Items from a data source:
↓↓↓

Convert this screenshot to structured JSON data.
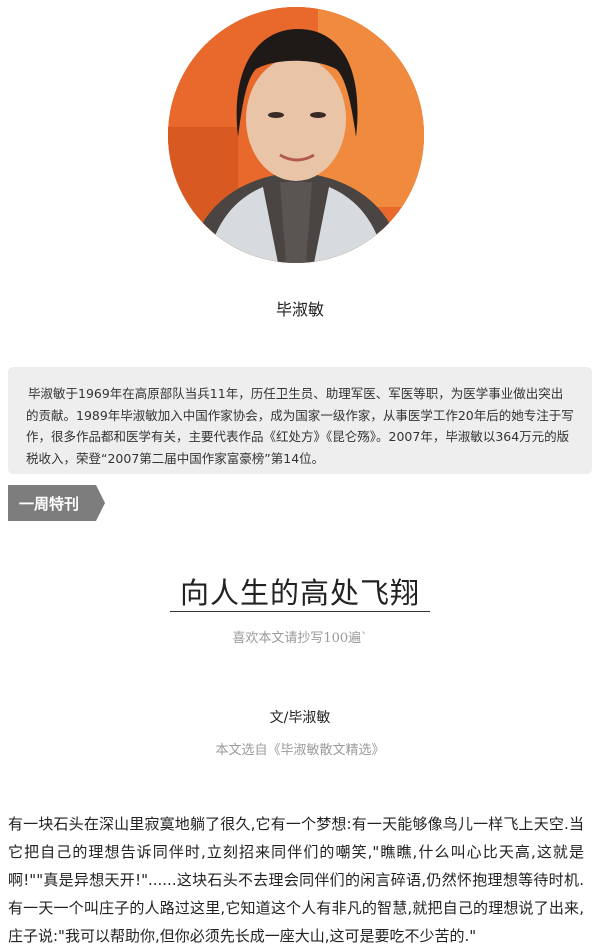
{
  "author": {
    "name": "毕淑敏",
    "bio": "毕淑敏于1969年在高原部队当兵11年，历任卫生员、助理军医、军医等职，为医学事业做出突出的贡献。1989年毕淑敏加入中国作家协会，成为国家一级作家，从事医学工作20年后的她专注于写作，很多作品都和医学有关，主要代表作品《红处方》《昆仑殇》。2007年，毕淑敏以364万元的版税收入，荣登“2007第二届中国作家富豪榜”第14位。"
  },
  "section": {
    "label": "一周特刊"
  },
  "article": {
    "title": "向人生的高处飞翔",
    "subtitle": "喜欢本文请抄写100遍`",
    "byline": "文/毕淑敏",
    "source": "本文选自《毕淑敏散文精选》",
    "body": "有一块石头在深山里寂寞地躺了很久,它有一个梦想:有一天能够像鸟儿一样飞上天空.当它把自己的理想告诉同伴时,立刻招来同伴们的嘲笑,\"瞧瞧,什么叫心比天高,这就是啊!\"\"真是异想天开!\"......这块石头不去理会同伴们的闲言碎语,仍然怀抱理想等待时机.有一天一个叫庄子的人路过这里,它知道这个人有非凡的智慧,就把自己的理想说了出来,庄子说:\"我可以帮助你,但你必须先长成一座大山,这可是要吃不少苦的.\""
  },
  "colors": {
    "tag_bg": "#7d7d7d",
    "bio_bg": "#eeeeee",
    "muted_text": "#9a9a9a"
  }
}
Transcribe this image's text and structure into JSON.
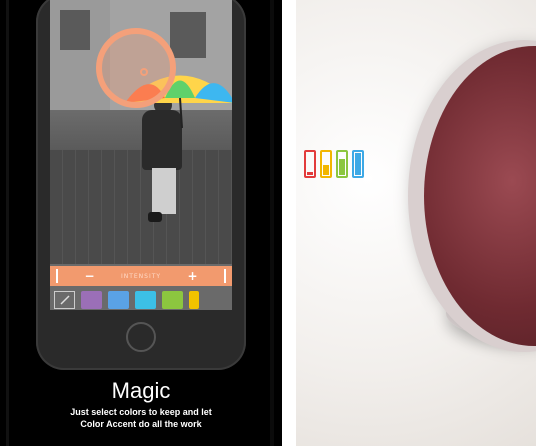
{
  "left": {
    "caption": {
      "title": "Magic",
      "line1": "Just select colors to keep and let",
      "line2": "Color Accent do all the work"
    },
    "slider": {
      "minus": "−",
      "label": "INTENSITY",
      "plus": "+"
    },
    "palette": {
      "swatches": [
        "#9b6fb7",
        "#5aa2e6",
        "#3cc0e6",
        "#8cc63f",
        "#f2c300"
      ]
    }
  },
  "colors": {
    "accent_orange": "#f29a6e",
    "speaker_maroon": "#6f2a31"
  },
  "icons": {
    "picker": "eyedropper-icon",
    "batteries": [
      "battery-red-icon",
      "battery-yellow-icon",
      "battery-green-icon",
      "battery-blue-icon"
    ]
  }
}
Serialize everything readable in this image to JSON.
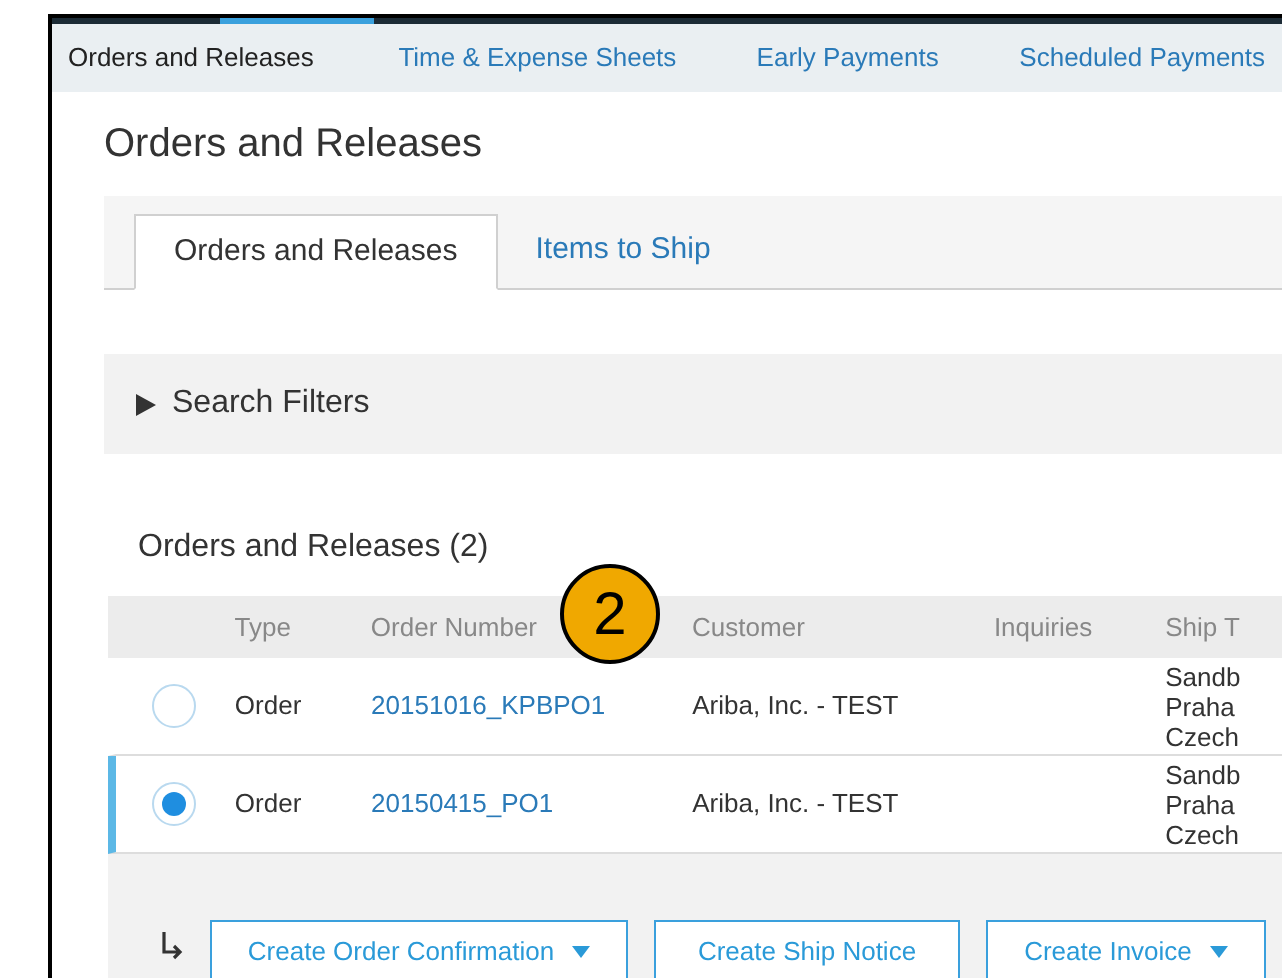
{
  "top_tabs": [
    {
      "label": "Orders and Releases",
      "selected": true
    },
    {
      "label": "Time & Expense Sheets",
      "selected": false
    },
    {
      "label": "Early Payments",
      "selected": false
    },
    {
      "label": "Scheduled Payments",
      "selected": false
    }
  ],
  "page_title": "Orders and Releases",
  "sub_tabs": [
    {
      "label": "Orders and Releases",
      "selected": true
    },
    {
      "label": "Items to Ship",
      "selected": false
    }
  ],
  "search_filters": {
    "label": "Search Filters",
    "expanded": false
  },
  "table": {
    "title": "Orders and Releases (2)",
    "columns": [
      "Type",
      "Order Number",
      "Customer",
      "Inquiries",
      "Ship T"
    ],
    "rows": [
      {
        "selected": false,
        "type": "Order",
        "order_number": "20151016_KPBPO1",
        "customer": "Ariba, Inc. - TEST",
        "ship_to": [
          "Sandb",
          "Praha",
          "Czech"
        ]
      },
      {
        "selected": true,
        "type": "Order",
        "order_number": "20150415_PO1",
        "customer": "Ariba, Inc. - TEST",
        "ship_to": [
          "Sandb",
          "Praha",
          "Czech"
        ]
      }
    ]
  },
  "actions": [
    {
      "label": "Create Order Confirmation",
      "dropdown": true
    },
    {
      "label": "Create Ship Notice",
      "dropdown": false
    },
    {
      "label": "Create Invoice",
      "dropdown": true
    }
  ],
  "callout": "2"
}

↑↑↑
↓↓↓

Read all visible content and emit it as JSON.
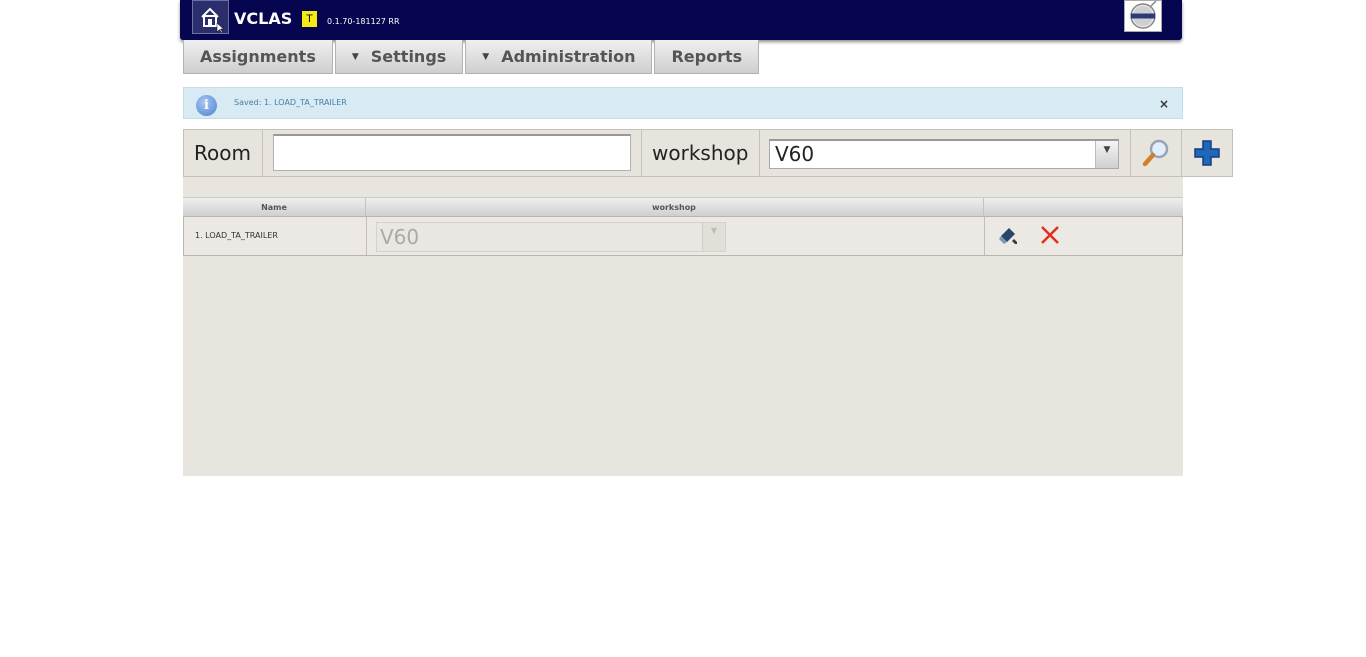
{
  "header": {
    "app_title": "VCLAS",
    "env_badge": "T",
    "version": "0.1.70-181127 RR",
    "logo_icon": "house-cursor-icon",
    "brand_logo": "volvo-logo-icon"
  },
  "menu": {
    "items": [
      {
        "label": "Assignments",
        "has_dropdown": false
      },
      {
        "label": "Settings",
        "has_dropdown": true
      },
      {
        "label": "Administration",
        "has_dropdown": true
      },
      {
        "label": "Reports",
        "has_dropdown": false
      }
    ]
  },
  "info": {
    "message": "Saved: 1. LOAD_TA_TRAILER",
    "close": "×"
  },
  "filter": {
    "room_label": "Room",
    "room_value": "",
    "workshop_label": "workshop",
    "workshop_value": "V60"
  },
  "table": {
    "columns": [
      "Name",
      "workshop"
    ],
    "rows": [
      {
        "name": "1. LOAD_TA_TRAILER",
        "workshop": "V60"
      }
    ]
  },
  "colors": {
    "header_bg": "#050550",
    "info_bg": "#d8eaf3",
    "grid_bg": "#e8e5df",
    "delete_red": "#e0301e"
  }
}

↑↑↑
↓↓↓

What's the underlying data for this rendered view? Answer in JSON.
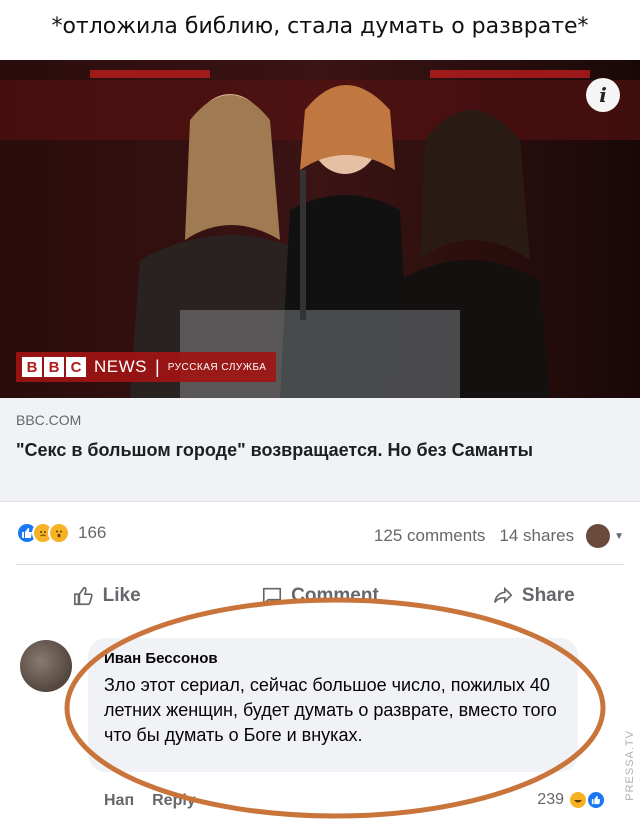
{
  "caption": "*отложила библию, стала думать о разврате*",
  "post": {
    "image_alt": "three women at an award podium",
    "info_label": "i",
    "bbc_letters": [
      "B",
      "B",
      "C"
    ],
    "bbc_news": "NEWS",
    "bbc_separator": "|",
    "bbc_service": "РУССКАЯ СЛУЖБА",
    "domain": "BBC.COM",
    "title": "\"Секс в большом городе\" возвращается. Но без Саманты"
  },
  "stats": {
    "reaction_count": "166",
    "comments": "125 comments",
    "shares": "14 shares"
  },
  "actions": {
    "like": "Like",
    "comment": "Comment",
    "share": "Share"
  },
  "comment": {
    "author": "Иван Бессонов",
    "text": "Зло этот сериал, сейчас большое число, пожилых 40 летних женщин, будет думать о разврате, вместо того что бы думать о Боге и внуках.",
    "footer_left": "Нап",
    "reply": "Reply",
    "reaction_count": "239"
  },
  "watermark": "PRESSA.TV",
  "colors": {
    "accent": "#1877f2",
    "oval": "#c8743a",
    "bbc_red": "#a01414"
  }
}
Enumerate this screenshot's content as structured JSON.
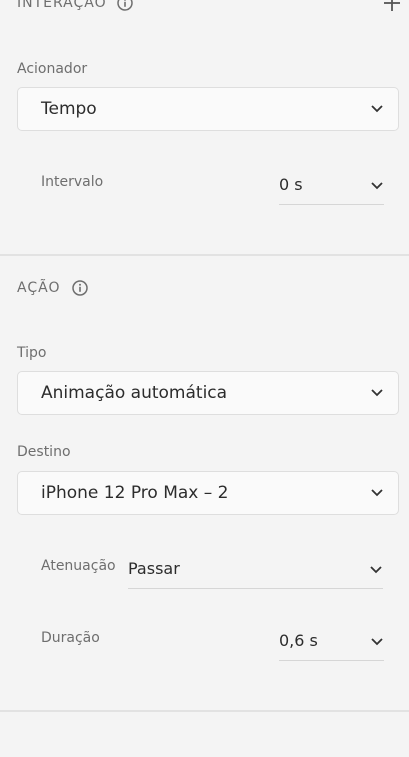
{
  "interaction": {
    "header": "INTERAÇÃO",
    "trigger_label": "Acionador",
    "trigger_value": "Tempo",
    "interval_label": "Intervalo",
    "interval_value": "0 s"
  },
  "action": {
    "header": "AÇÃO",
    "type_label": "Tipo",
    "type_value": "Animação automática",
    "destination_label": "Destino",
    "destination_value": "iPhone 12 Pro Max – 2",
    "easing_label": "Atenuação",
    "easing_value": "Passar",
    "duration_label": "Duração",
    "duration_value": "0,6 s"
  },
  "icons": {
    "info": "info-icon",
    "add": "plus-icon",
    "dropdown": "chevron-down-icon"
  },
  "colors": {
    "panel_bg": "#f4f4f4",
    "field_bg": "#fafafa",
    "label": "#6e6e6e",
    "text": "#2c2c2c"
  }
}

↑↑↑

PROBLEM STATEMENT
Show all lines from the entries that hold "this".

RESULT OF THE EXERCISE
Convert this screenshot to structured JSON data.
Transcribe this image's text and structure into JSON.
Serialize everything readable in this image to JSON.
What's the underlying data for this rendered view? Answer in JSON.
Enumerate this screenshot's content as structured JSON.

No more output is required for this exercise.